Say you have a product that costs the customer almost twice as much as the alternative. How do you convince them to buy your product over the alternative?
Pricing starts with customer segmentation – the needs of different customer segments are different and the value they assign to products and solutions that address these needs are different.
If you treat all your customers as just one mega segment you will end up pricing your product based on the cheapest alternative available to most vs. value delivered to different segments.
Knowing the segment helps you not only price the product but show them the value.
Here is a case study done by US Department of Energy for LED bulbs. The initial price is almost twice as much as traditional lighting systems. While consumer segments most likely are not willing to pay twice the price for LED, business segments are. That is if you show them the value.
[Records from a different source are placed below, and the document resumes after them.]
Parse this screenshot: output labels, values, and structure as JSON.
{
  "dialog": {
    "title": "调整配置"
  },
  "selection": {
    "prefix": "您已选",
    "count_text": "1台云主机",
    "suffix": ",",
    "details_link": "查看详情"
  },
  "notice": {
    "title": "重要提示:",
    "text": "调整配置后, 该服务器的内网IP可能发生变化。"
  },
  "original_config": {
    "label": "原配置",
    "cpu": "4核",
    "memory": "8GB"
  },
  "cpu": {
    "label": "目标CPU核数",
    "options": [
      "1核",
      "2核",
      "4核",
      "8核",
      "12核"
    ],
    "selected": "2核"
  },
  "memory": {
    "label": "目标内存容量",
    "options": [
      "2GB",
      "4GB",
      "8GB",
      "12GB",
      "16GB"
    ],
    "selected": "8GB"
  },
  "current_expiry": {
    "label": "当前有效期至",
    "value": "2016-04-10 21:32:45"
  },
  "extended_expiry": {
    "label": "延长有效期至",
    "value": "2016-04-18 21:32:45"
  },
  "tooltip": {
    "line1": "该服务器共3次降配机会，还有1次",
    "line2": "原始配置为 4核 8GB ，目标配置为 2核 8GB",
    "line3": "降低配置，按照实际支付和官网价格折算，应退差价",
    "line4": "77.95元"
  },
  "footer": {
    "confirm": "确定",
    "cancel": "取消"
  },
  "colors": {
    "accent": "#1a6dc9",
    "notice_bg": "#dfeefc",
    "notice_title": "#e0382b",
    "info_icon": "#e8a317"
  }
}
For instance, you and I may not mind changing light-bulbs every year because our opportunity cost is $0. But for businesses there are real costs associated with maintenance. Every bulb change avoided is not only savings in bulb cost but savings in maintenance costs. If you add these all up, despite the high initial cost, the LED systems deliver 9% in total cost savings over the lifetime.
That is how you sell value!